- EXERCISE BRIEF:
What is needed is an exact copy of the records below, with the pictures left out.

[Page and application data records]
==============================

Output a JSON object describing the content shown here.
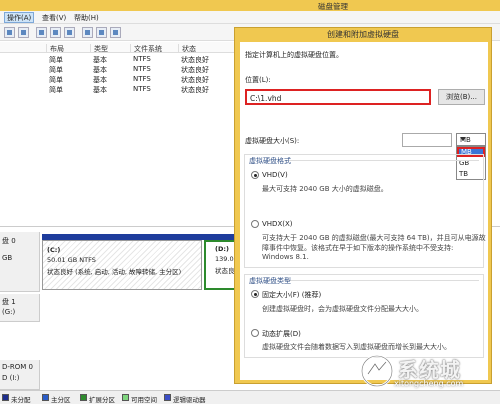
{
  "window": {
    "title": "磁盘管理",
    "menu": [
      "操作(A)",
      "查看(V)",
      "帮助(H)"
    ]
  },
  "volume_table": {
    "columns": [
      "布局",
      "类型",
      "文件系统",
      "状态"
    ],
    "rows": [
      {
        "layout": "简单",
        "type": "基本",
        "fs": "NTFS",
        "status": "状态良好"
      },
      {
        "layout": "简单",
        "type": "基本",
        "fs": "NTFS",
        "status": "状态良好"
      },
      {
        "layout": "简单",
        "type": "基本",
        "fs": "NTFS",
        "status": "状态良好"
      },
      {
        "layout": "简单",
        "type": "基本",
        "fs": "NTFS",
        "status": "状态良好"
      }
    ]
  },
  "disks": {
    "disk0": {
      "name": "盘 0",
      "size": "GB"
    },
    "partition_c": {
      "label": "(C:)",
      "size": "50.01 GB NTFS",
      "status": "状态良好 (系统, 启动, 活动, 故障转储, 主分区)"
    },
    "partition_d": {
      "label": "(D:)",
      "size": "139.01",
      "status": "状态良好"
    },
    "disk1": {
      "name": "盘 1",
      "sub": "(G:)"
    },
    "cdrom": {
      "name": "D-ROM 0",
      "sub": "D (I:)"
    }
  },
  "legend": [
    {
      "color": "#1e2e8c",
      "label": "未分配"
    },
    {
      "color": "#2a5cc7",
      "label": "主分区"
    },
    {
      "color": "#2d8a2d",
      "label": "扩展分区"
    },
    {
      "color": "#7fd67f",
      "label": "可用空间"
    },
    {
      "color": "#3b4ec7",
      "label": "逻辑驱动器"
    }
  ],
  "dialog": {
    "title": "创建和附加虚拟硬盘",
    "intro": "指定计算机上的虚拟硬盘位置。",
    "location_label": "位置(L):",
    "location_value": "C:\\1.vhd",
    "browse_label": "浏览(B)...",
    "size_label": "虚拟硬盘大小(S):",
    "size_value": "",
    "unit_selected": "MB",
    "unit_options": [
      "MB",
      "GB",
      "TB"
    ],
    "format_section": "虚拟硬盘格式",
    "vhd_label": "VHD(V)",
    "vhd_desc": "最大可支持 2040 GB 大小的虚拟磁盘。",
    "vhdx_label": "VHDX(X)",
    "vhdx_desc_1": "可支持大于 2040 GB 的虚拟磁盘(最大可支持 64 TB)，并且可从电源故",
    "vhdx_desc_2": "障事件中恢复。该格式在早于如下版本的操作系统中不受支持:",
    "vhdx_desc_3": "Windows 8.1.",
    "type_section": "虚拟硬盘类型",
    "fixed_label": "固定大小(F) (推荐)",
    "fixed_desc": "创建虚拟硬盘时，会为虚拟硬盘文件分配最大大小。",
    "dynamic_label": "动态扩展(D)",
    "dynamic_desc_1": "虚拟硬盘文件会随着数据写入到虚拟硬盘而增长到最大大小。"
  },
  "watermark": {
    "cn": "系统城",
    "en": "xitongcheng.com"
  }
}
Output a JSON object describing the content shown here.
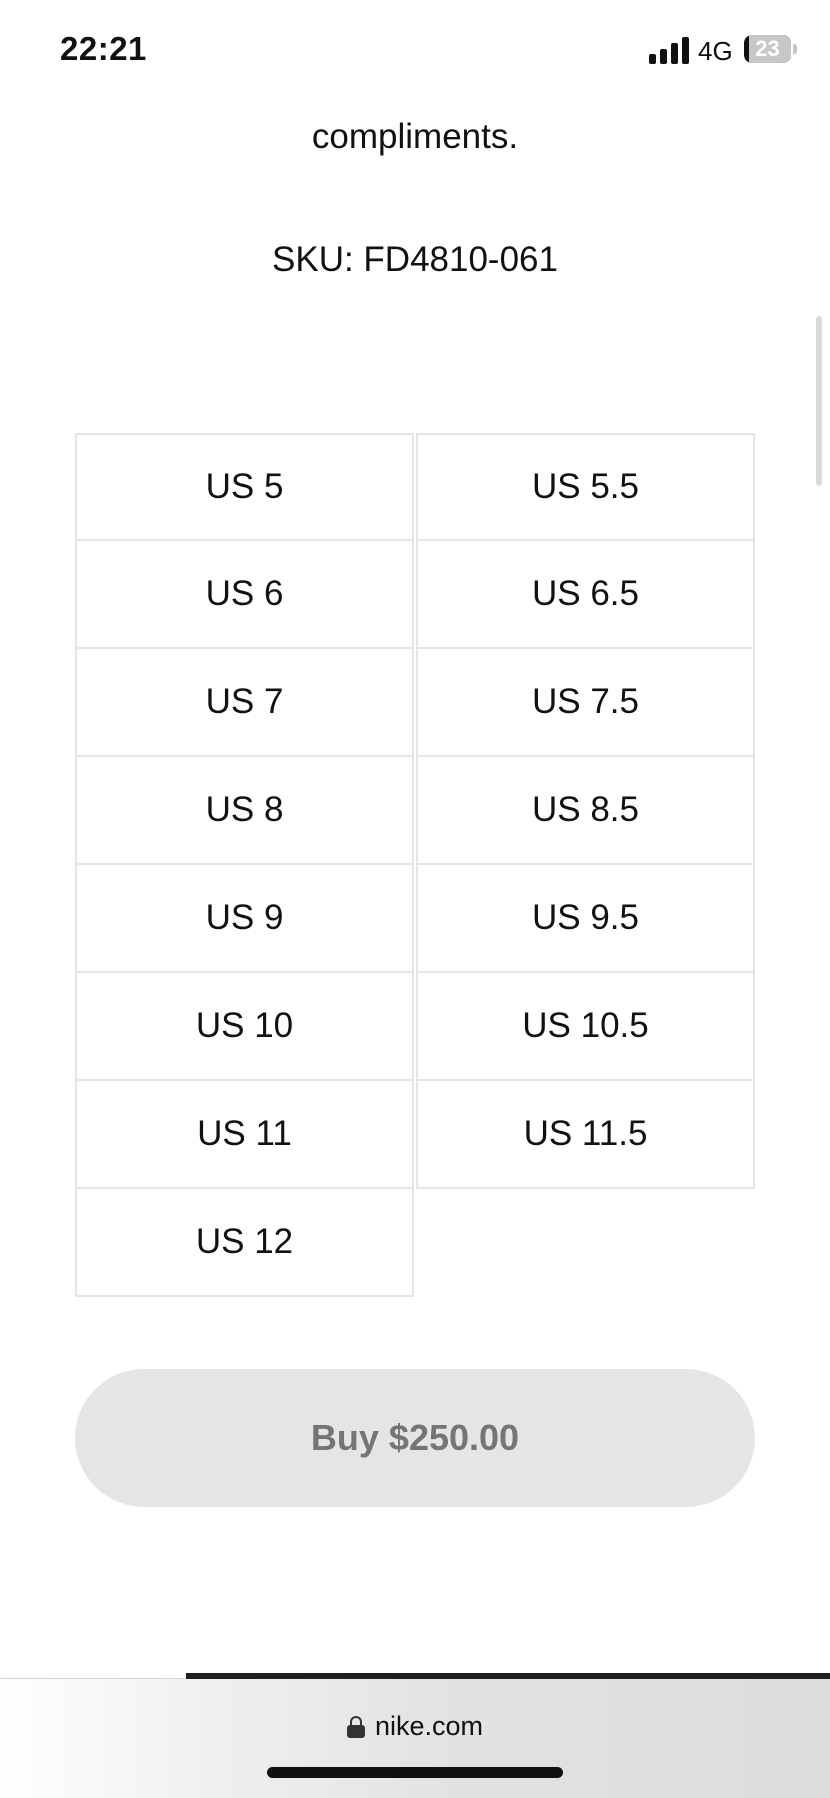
{
  "status_bar": {
    "time": "22:21",
    "network": "4G",
    "battery": "23",
    "signal_bars": 4
  },
  "description_tail": "compliments.",
  "sku": "SKU: FD4810-061",
  "sizes": [
    "US 5",
    "US 5.5",
    "US 6",
    "US 6.5",
    "US 7",
    "US 7.5",
    "US 8",
    "US 8.5",
    "US 9",
    "US 9.5",
    "US 10",
    "US 10.5",
    "US 11",
    "US 11.5",
    "US 12"
  ],
  "buy_button": {
    "label": "Buy $250.00"
  },
  "browser": {
    "url": "nike.com"
  },
  "colors": {
    "cell_border": "#e5e5e5",
    "button_bg": "#e5e5e5",
    "button_text": "#757575",
    "text": "#111111"
  },
  "icons": [
    "signal-icon",
    "battery-icon",
    "lock-icon"
  ]
}
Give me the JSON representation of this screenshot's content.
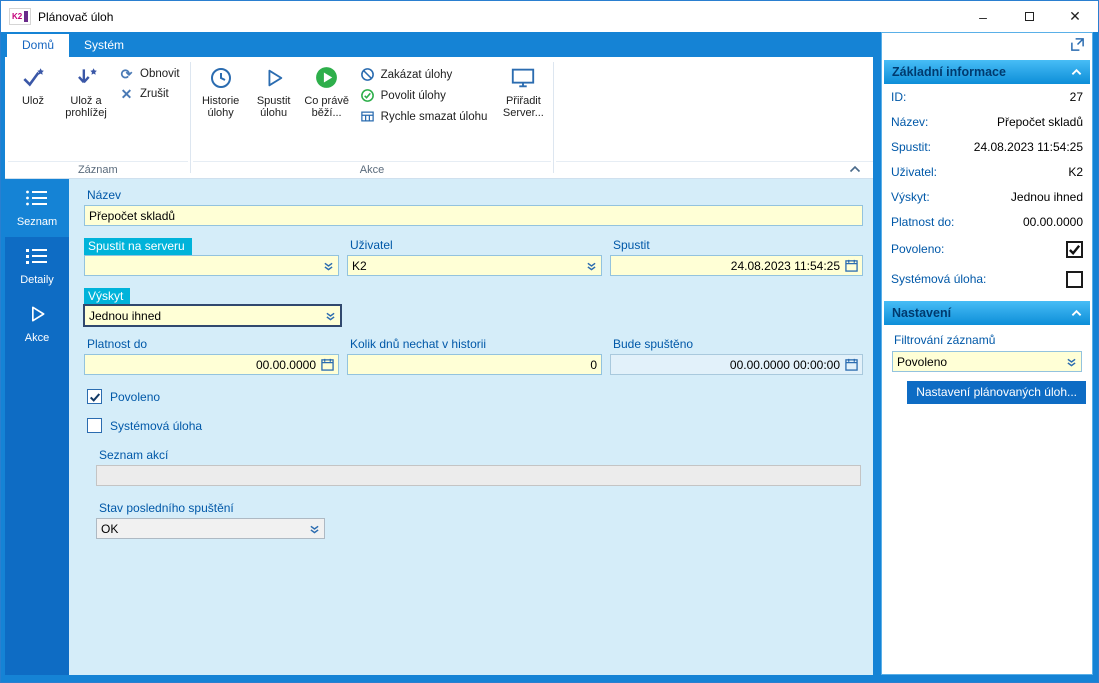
{
  "window": {
    "title": "Plánovač úloh"
  },
  "icons": {
    "minimize": "–",
    "close": "✕",
    "refresh": "⟳",
    "cancel": "✕",
    "grid": "▦"
  },
  "colors": {
    "frame_blue": "#1583d5",
    "sidebar_blue": "#0e6cc4",
    "field_yellow": "#ffffd6",
    "chip_cyan": "#00b3da",
    "label_blue": "#0058a8",
    "header_gradient_top": "#47bdf6",
    "header_gradient_bottom": "#0d8ed8",
    "green": "#2eaf4b"
  },
  "ribbon": {
    "tabs": [
      {
        "label": "Domů"
      },
      {
        "label": "Systém"
      }
    ],
    "groups": [
      {
        "label": "Záznam"
      },
      {
        "label": "Akce"
      }
    ],
    "buttons": {
      "save": "Ulož",
      "save_view": "Ulož a prohlížej",
      "refresh": "Obnovit",
      "cancel": "Zrušit",
      "history": "Historie úlohy",
      "run": "Spustit úlohu",
      "running": "Co právě běží...",
      "disable": "Zakázat úlohy",
      "enable": "Povolit úlohy",
      "quick_delete": "Rychle smazat úlohu",
      "assign_server": "Přiřadit Server..."
    }
  },
  "sidebar": {
    "items": [
      {
        "label": "Seznam"
      },
      {
        "label": "Detaily"
      },
      {
        "label": "Akce"
      }
    ]
  },
  "form": {
    "nazev": {
      "label": "Název",
      "value": "Přepočet skladů"
    },
    "spustit_na_serveru": {
      "label": "Spustit na serveru",
      "value": ""
    },
    "uzivatel": {
      "label": "Uživatel",
      "value": "K2"
    },
    "spustit": {
      "label": "Spustit",
      "value": "24.08.2023 11:54:25"
    },
    "vyskyt": {
      "label": "Výskyt",
      "value": "Jednou ihned"
    },
    "platnost_do": {
      "label": "Platnost do",
      "value": "00.00.0000"
    },
    "kolik_dnu": {
      "label": "Kolik dnů nechat v historii",
      "value": "0"
    },
    "bude_spusteno": {
      "label": "Bude spuštěno",
      "value": "00.00.0000 00:00:00"
    },
    "povoleno": {
      "label": "Povoleno",
      "checked": true
    },
    "systemova_uloha": {
      "label": "Systémová úloha",
      "checked": false
    },
    "seznam_akci": {
      "label": "Seznam akcí",
      "value": ""
    },
    "stav": {
      "label": "Stav posledního spuštění",
      "value": "OK"
    }
  },
  "panel": {
    "info": {
      "title": "Základní informace",
      "rows": [
        {
          "label": "ID:",
          "value": "27"
        },
        {
          "label": "Název:",
          "value": "Přepočet skladů"
        },
        {
          "label": "Spustit:",
          "value": "24.08.2023 11:54:25"
        },
        {
          "label": "Uživatel:",
          "value": "K2"
        },
        {
          "label": "Výskyt:",
          "value": "Jednou ihned"
        },
        {
          "label": "Platnost do:",
          "value": "00.00.0000"
        }
      ],
      "povoleno_label": "Povoleno:",
      "systemova_label": "Systémová úloha:"
    },
    "settings": {
      "title": "Nastavení",
      "filter_label": "Filtrování záznamů",
      "filter_value": "Povoleno",
      "button": "Nastavení plánovaných úloh..."
    }
  }
}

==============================

- SOLUTION:
Output a JSON object describing the content shown here.
{
  "window": {
    "title": "磁盘管理",
    "menu": [
      "操作(A)",
      "查看(V)",
      "帮助(H)"
    ]
  },
  "volume_table": {
    "columns": [
      "布局",
      "类型",
      "文件系统",
      "状态"
    ],
    "rows": [
      {
        "layout": "简单",
        "type": "基本",
        "fs": "NTFS",
        "status": "状态良好"
      },
      {
        "layout": "简单",
        "type": "基本",
        "fs": "NTFS",
        "status": "状态良好"
      },
      {
        "layout": "简单",
        "type": "基本",
        "fs": "NTFS",
        "status": "状态良好"
      },
      {
        "layout": "简单",
        "type": "基本",
        "fs": "NTFS",
        "status": "状态良好"
      }
    ]
  },
  "disks": {
    "disk0": {
      "name": "盘 0",
      "size": "GB"
    },
    "partition_c": {
      "label": "(C:)",
      "size": "50.01 GB NTFS",
      "status": "状态良好 (系统, 启动, 活动, 故障转储, 主分区)"
    },
    "partition_d": {
      "label": "(D:)",
      "size": "139.01",
      "status": "状态良好"
    },
    "disk1": {
      "name": "盘 1",
      "sub": "(G:)"
    },
    "cdrom": {
      "name": "D-ROM 0",
      "sub": "D (I:)"
    }
  },
  "legend": [
    {
      "color": "#1e2e8c",
      "label": "未分配"
    },
    {
      "color": "#2a5cc7",
      "label": "主分区"
    },
    {
      "color": "#2d8a2d",
      "label": "扩展分区"
    },
    {
      "color": "#7fd67f",
      "label": "可用空间"
    },
    {
      "color": "#3b4ec7",
      "label": "逻辑驱动器"
    }
  ],
  "dialog": {
    "title": "创建和附加虚拟硬盘",
    "intro": "指定计算机上的虚拟硬盘位置。",
    "location_label": "位置(L):",
    "location_value": "C:\\1.vhd",
    "browse_label": "浏览(B)...",
    "size_label": "虚拟硬盘大小(S):",
    "size_value": "",
    "unit_selected": "MB",
    "unit_options": [
      "MB",
      "GB",
      "TB"
    ],
    "format_section": "虚拟硬盘格式",
    "vhd_label": "VHD(V)",
    "vhd_desc": "最大可支持 2040 GB 大小的虚拟磁盘。",
    "vhdx_label": "VHDX(X)",
    "vhdx_desc_1": "可支持大于 2040 GB 的虚拟磁盘(最大可支持 64 TB)，并且可从电源故",
    "vhdx_desc_2": "障事件中恢复。该格式在早于如下版本的操作系统中不受支持:",
    "vhdx_desc_3": "Windows 8.1.",
    "type_section": "虚拟硬盘类型",
    "fixed_label": "固定大小(F) (推荐)",
    "fixed_desc": "创建虚拟硬盘时，会为虚拟硬盘文件分配最大大小。",
    "dynamic_label": "动态扩展(D)",
    "dynamic_desc_1": "虚拟硬盘文件会随着数据写入到虚拟硬盘而增长到最大大小。"
  },
  "watermark": {
    "cn": "系统城",
    "en": "xitongcheng.com"
  }
}
Output a JSON object describing the content shown here.
{
  "status_bar": {
    "time": "22:21",
    "network": "4G",
    "battery": "23",
    "signal_bars": 4
  },
  "description_tail": "compliments.",
  "sku": "SKU: FD4810-061",
  "sizes": [
    "US 5",
    "US 5.5",
    "US 6",
    "US 6.5",
    "US 7",
    "US 7.5",
    "US 8",
    "US 8.5",
    "US 9",
    "US 9.5",
    "US 10",
    "US 10.5",
    "US 11",
    "US 11.5",
    "US 12"
  ],
  "buy_button": {
    "label": "Buy $250.00"
  },
  "browser": {
    "url": "nike.com"
  },
  "colors": {
    "cell_border": "#e5e5e5",
    "button_bg": "#e5e5e5",
    "button_text": "#757575",
    "text": "#111111"
  },
  "icons": [
    "signal-icon",
    "battery-icon",
    "lock-icon"
  ]
}
Give me the JSON representation of this screenshot's content.
{
  "window": {
    "title": "Plánovač úloh"
  },
  "icons": {
    "minimize": "–",
    "close": "✕",
    "refresh": "⟳",
    "cancel": "✕",
    "grid": "▦"
  },
  "colors": {
    "frame_blue": "#1583d5",
    "sidebar_blue": "#0e6cc4",
    "field_yellow": "#ffffd6",
    "chip_cyan": "#00b3da",
    "label_blue": "#0058a8",
    "header_gradient_top": "#47bdf6",
    "header_gradient_bottom": "#0d8ed8",
    "green": "#2eaf4b"
  },
  "ribbon": {
    "tabs": [
      {
        "label": "Domů"
      },
      {
        "label": "Systém"
      }
    ],
    "groups": [
      {
        "label": "Záznam"
      },
      {
        "label": "Akce"
      }
    ],
    "buttons": {
      "save": "Ulož",
      "save_view": "Ulož a prohlížej",
      "refresh": "Obnovit",
      "cancel": "Zrušit",
      "history": "Historie úlohy",
      "run": "Spustit úlohu",
      "running": "Co právě běží...",
      "disable": "Zakázat úlohy",
      "enable": "Povolit úlohy",
      "quick_delete": "Rychle smazat úlohu",
      "assign_server": "Přiřadit Server..."
    }
  },
  "sidebar": {
    "items": [
      {
        "label": "Seznam"
      },
      {
        "label": "Detaily"
      },
      {
        "label": "Akce"
      }
    ]
  },
  "form": {
    "nazev": {
      "label": "Název",
      "value": "Přepočet skladů"
    },
    "spustit_na_serveru": {
      "label": "Spustit na serveru",
      "value": ""
    },
    "uzivatel": {
      "label": "Uživatel",
      "value": "K2"
    },
    "spustit": {
      "label": "Spustit",
      "value": "24.08.2023 11:54:25"
    },
    "vyskyt": {
      "label": "Výskyt",
      "value": "Jednou ihned"
    },
    "platnost_do": {
      "label": "Platnost do",
      "value": "00.00.0000"
    },
    "kolik_dnu": {
      "label": "Kolik dnů nechat v historii",
      "value": "0"
    },
    "bude_spusteno": {
      "label": "Bude spuštěno",
      "value": "00.00.0000 00:00:00"
    },
    "povoleno": {
      "label": "Povoleno",
      "checked": true
    },
    "systemova_uloha": {
      "label": "Systémová úloha",
      "checked": false
    },
    "seznam_akci": {
      "label": "Seznam akcí",
      "value": ""
    },
    "stav": {
      "label": "Stav posledního spuštění",
      "value": "OK"
    }
  },
  "panel": {
    "info": {
      "title": "Základní informace",
      "rows": [
        {
          "label": "ID:",
          "value": "27"
        },
        {
          "label": "Název:",
          "value": "Přepočet skladů"
        },
        {
          "label": "Spustit:",
          "value": "24.08.2023 11:54:25"
        },
        {
          "label": "Uživatel:",
          "value": "K2"
        },
        {
          "label": "Výskyt:",
          "value": "Jednou ihned"
        },
        {
          "label": "Platnost do:",
          "value": "00.00.0000"
        }
      ],
      "povoleno_label": "Povoleno:",
      "systemova_label": "Systémová úloha:"
    },
    "settings": {
      "title": "Nastavení",
      "filter_label": "Filtrování záznamů",
      "filter_value": "Povoleno",
      "button": "Nastavení plánovaných úloh..."
    }
  }
}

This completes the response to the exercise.